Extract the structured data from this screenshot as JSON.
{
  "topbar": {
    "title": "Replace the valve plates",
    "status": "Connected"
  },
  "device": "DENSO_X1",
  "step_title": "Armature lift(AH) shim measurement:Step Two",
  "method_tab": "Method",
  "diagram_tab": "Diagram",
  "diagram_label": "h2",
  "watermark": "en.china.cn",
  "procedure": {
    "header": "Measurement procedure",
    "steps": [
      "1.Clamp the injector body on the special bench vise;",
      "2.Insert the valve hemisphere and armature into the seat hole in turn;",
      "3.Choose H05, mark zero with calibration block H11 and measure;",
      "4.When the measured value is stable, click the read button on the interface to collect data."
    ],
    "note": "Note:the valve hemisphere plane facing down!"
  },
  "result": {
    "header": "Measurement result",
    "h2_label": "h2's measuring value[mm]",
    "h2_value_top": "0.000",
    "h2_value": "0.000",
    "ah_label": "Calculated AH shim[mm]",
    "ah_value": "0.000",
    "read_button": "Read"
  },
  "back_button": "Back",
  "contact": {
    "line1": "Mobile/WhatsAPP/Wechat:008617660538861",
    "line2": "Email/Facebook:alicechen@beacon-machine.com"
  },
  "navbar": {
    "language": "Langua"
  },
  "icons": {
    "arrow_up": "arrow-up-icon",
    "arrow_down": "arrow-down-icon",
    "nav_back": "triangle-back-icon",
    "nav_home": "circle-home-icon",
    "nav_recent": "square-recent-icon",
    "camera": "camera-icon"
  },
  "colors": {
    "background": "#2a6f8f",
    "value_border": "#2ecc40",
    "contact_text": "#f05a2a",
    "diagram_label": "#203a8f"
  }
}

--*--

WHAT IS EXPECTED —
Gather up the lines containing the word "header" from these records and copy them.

RESPONSE —
    "header": "Measurement procedure",
    "header": "Measurement result",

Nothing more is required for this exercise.